  • Zero Carbon buildings must meet the standards of EDGE advanced and use 100 percent renewable energy and carbon offsets.


“Our global certification providers will build capacity and volume to seize the window of opportunity that lies before us. The power and potential for EDGE with its speed, simplicity and rich data is now in their incredibly capable hands.”

Prashant Kapoor

IFC’s Principal Green Building Industry Specialist, Inventor of EDGE


Financing Green Buildings

Green buildings offer several opportunities for financial institutions. Financing is needed for construction, mortgages, and home improvement loans. Investing in green buildings offers banks an opportunity to expand their client base, build green portfolios, and access liquidity through green bonds.
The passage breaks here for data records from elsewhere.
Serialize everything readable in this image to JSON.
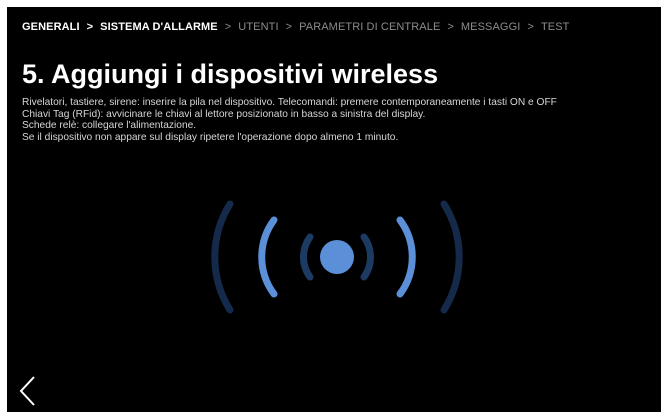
{
  "breadcrumb": {
    "items": [
      {
        "label": "GENERALI"
      },
      {
        "label": "SISTEMA D'ALLARME"
      },
      {
        "label": "UTENTI"
      },
      {
        "label": "PARAMETRI DI CENTRALE"
      },
      {
        "label": "MESSAGGI"
      },
      {
        "label": "TEST"
      }
    ],
    "separator": ">"
  },
  "page": {
    "title": "5. Aggiungi i dispositivi wireless",
    "instructions": [
      "Rivelatori, tastiere, sirene: inserire la pila nel dispositivo. Telecomandi: premere contemporaneamente i tasti ON e OFF",
      "Chiavi Tag (RFid): avvicinare le chiavi al lettore posizionato in basso a sinistra del display.",
      "Schede relè: collegare l'alimentazione.",
      "Se il dispositivo non appare sul display ripetere l'operazione dopo almeno 1 minuto."
    ]
  },
  "icons": {
    "wireless": "wireless-signal-icon",
    "back": "chevron-left-icon"
  },
  "colors": {
    "background": "#000000",
    "accent": "#5b8fd8",
    "signal_dark": "#152a4a",
    "signal_mid": "#1c3a62"
  }
}
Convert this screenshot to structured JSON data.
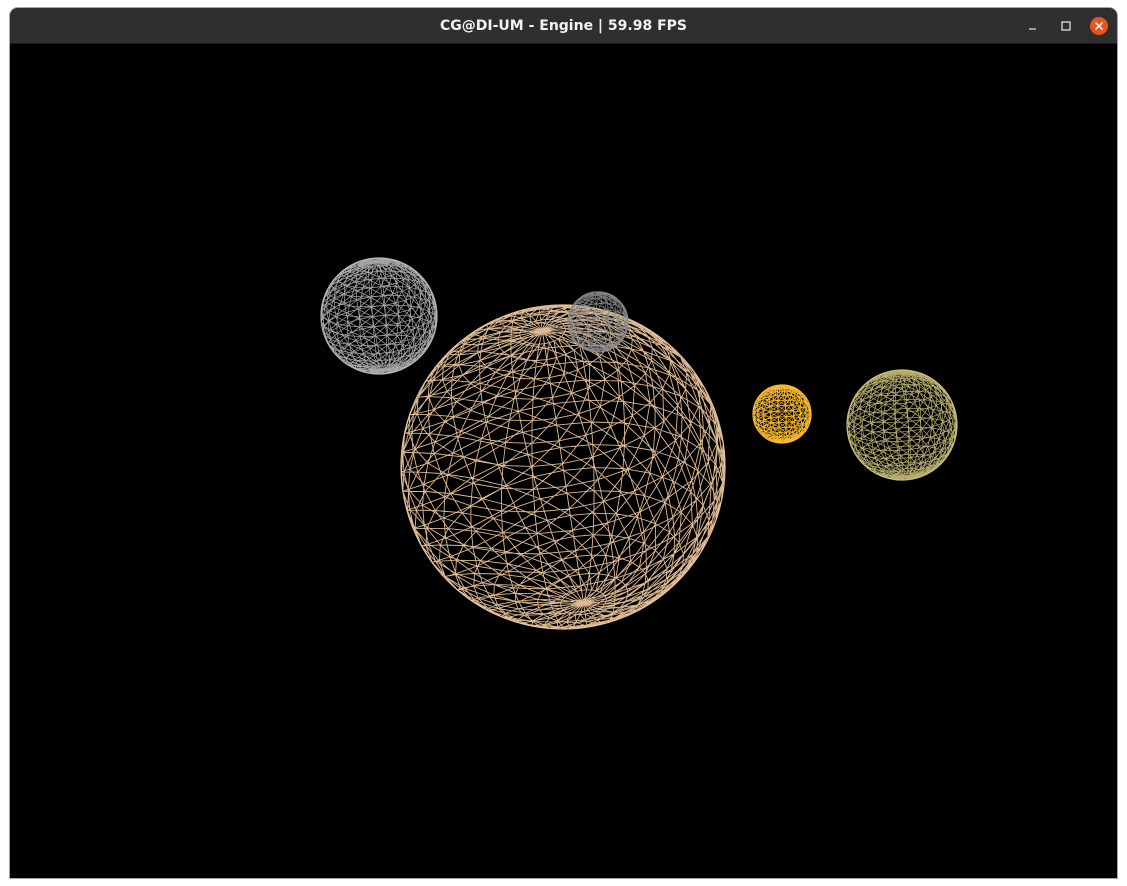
{
  "window": {
    "title": "CG@DI-UM - Engine | 59.98 FPS",
    "controls": {
      "minimize_icon": "minimize-icon",
      "maximize_icon": "maximize-icon",
      "close_icon": "close-icon",
      "close_color": "#e95420"
    }
  },
  "scene": {
    "background": "#000000",
    "render_mode": "wireframe",
    "bodies": [
      {
        "id": "large-sphere",
        "color": "#e8c39a"
      },
      {
        "id": "grey-sphere",
        "color": "#b8b8b8"
      },
      {
        "id": "small-grey-sphere",
        "color": "#8a8a8a"
      },
      {
        "id": "orange-sphere",
        "color": "#f5b82e"
      },
      {
        "id": "olive-sphere",
        "color": "#c9c07a"
      }
    ]
  }
}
The Global Real Estate Sustainability Benchmark (GRESB) has developed Green Bond Guidelines for the real estate sector.

Financial institutions can develop specialized products to finance the construction and purchase of green buildings. These products could be linked, for example where loans are provided to construct a multi-unit residential building, mortgages could be offered to buyers of units in the same building. Banks with a portfolio of green building loans can issue green bonds to increase liquidity. Certified green building loans in a financial institution’s portfolio can be tracked using IFC’s CAFI (Climate Assessment for Financial Institutions) tool, which is available to IFC clients.
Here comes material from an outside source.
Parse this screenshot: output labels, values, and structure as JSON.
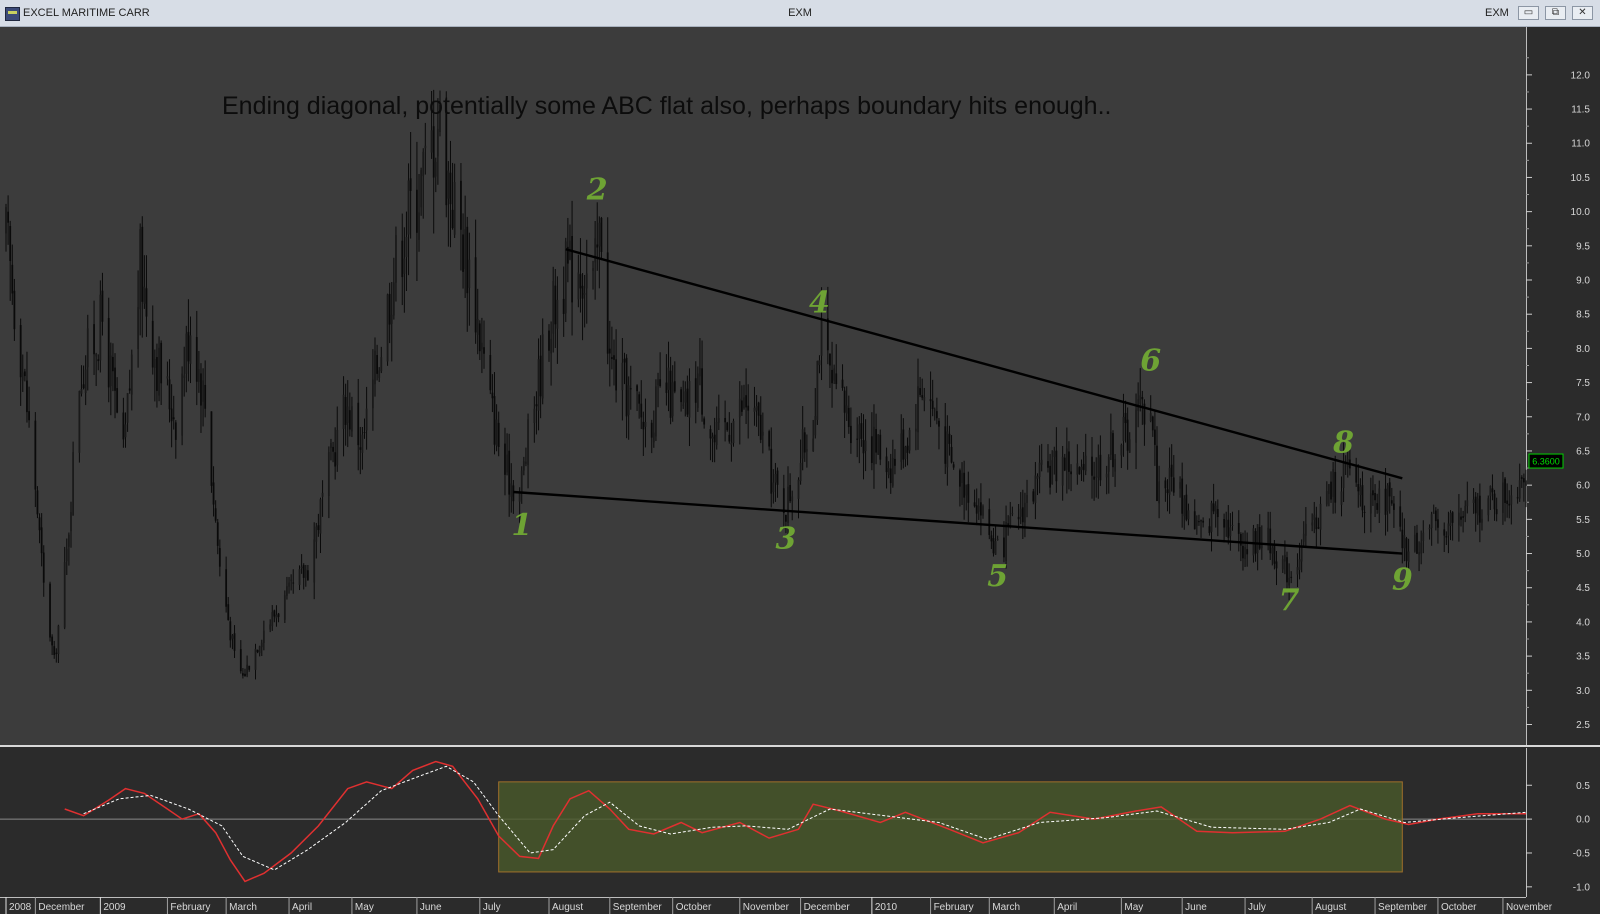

Green Buildings in Europe and Central Asia


In Iasi, a city in northeast Romania, the Romanian company Iulius Holding is constructing a mixed-use complex with 60,000 square meters of leasable space with the help of a loan from IFC. This building will house information technology and communication businesses, as well as co-working spaces and a food market. Access to new green office space will help Romania attract and retain foreign investors and businesses, and also contribute to urban development in central Iasi. The new development will be EDGE certified, resulting in emissions 20 percent lower than a similar-sized conventional building.
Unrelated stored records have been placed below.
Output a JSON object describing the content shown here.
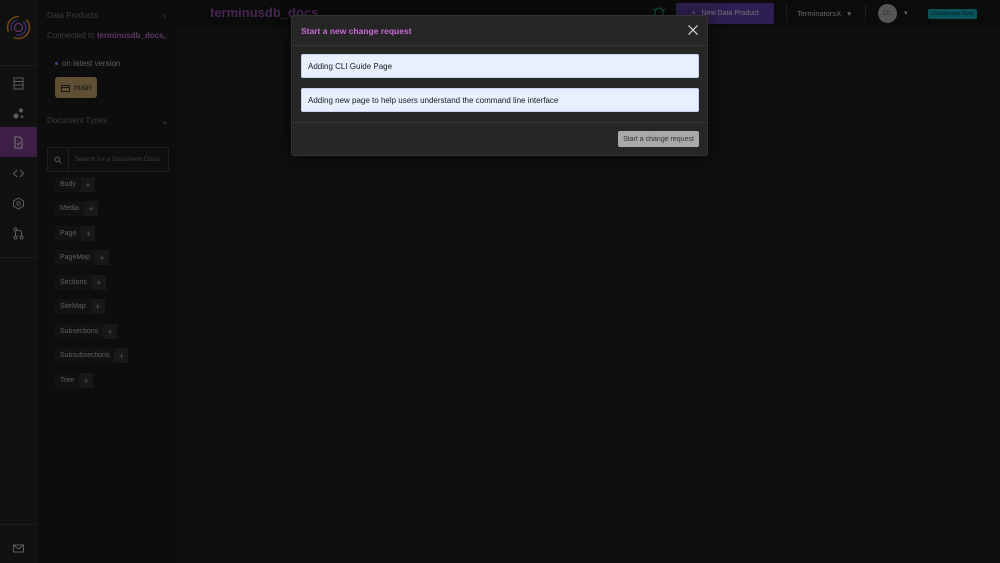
{
  "header": {
    "data_product_title": "terminusdb_docs",
    "new_data_product_label": "New Data Product",
    "team_name": "TerminatorsX",
    "avatar_initials": "OL",
    "role_badge": "Collaborator Role"
  },
  "sidebar": {
    "data_products_label": "Data Products",
    "connected_prefix": "Connected to",
    "connected_db": "terminusdb_docs",
    "version_status": "on latest version",
    "branch_name": "main",
    "document_types_label": "Document Types",
    "search_placeholder": "Search for a Document Class",
    "document_types": [
      "Body",
      "Media",
      "Page",
      "PageMap",
      "Sections",
      "SiteMap",
      "Subsections",
      "Subsubsections",
      "Tree"
    ]
  },
  "rail": {
    "icons": [
      "logo-icon",
      "database-icon",
      "graph-icon",
      "document-icon",
      "code-icon",
      "schema-icon",
      "branch-icon",
      "mail-icon"
    ]
  },
  "modal": {
    "title": "Start a new change request",
    "name_value": "Adding CLI Guide Page",
    "description_value": "Adding new page to help users understand the command line interface",
    "submit_label": "Start a change request"
  },
  "colors": {
    "accent_purple": "#8e4aa3",
    "active_rail": "#7b3f8a",
    "branch_gold": "#bfa06a",
    "role_teal": "#12a6b4"
  }
}
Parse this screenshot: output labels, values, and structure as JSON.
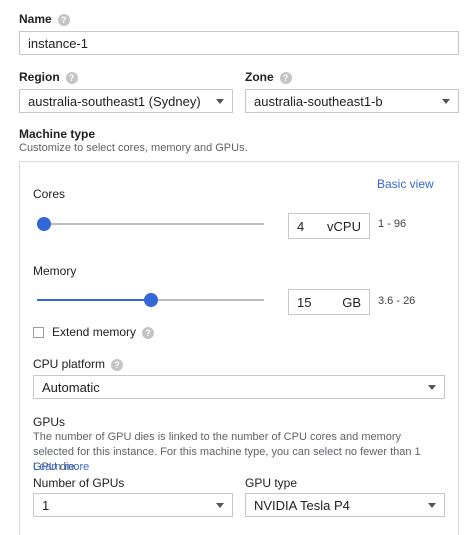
{
  "name": {
    "label": "Name",
    "value": "instance-1"
  },
  "region": {
    "label": "Region",
    "value": "australia-southeast1 (Sydney)"
  },
  "zone": {
    "label": "Zone",
    "value": "australia-southeast1-b"
  },
  "machine_type": {
    "label": "Machine type",
    "description": "Customize to select cores, memory and GPUs.",
    "basic_view_link": "Basic view"
  },
  "cores": {
    "label": "Cores",
    "value": "4",
    "unit": "vCPU",
    "range_text": "1 - 96",
    "slider_fraction": 0.032
  },
  "memory": {
    "label": "Memory",
    "value": "15",
    "unit": "GB",
    "range_text": "3.6 - 26",
    "slider_fraction": 0.502
  },
  "extend_memory": {
    "label": "Extend memory",
    "checked": false
  },
  "cpu_platform": {
    "label": "CPU platform",
    "value": "Automatic"
  },
  "gpus": {
    "title": "GPUs",
    "description": "The number of GPU dies is linked to the number of CPU cores and memory selected for this instance. For this machine type, you can select no fewer than 1 GPU die.",
    "learn_more": "Learn more",
    "number_label": "Number of GPUs",
    "number_value": "1",
    "type_label": "GPU type",
    "type_value": "NVIDIA Tesla P4"
  },
  "help_glyph": "?",
  "colors": {
    "accent": "#3367d6",
    "border": "#c8c8c8",
    "text": "#212121",
    "muted": "#5f6368"
  }
}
The German-based Schwarz Group has made efforts to reduce the carbon footprint of its retail food stores in ECA. Schwarz Group has obtained EDGE certification for 36 of its Lidl retail stores in Lithuania, 89 stores in Bulgaria, and all of its stores in Romania. An additional 48 of Schwarz Group’s Kaufman stores in Bulgaria and one in Romania have also been EDGE certified. The company plans to certify more of its retail buildings in the future. IFC calculates that the additional costs to Kaufman to have its stores meet EDGE certification have averaged $100,000 per building. The cost of the investment will be offset in two years, as monthly energy bills for each store decrease an average of $4,000 per month.


“There is no alternative to sustainable action. We are confident that, as a large company, we can make a real difference. We take this responsibility seriously and therefore align our actions to the group-wide sustainability strategy with ambitious objectives.”

Gerd Chrzanowskil

General Partner, Schwarz Group


Start Your Green Journey

For more information about the IFC ECA Green Banking Academy or to schedule an assessment of your climate capabilities, please email to contact a member of our team. We are looking forward to working with you. Stay green!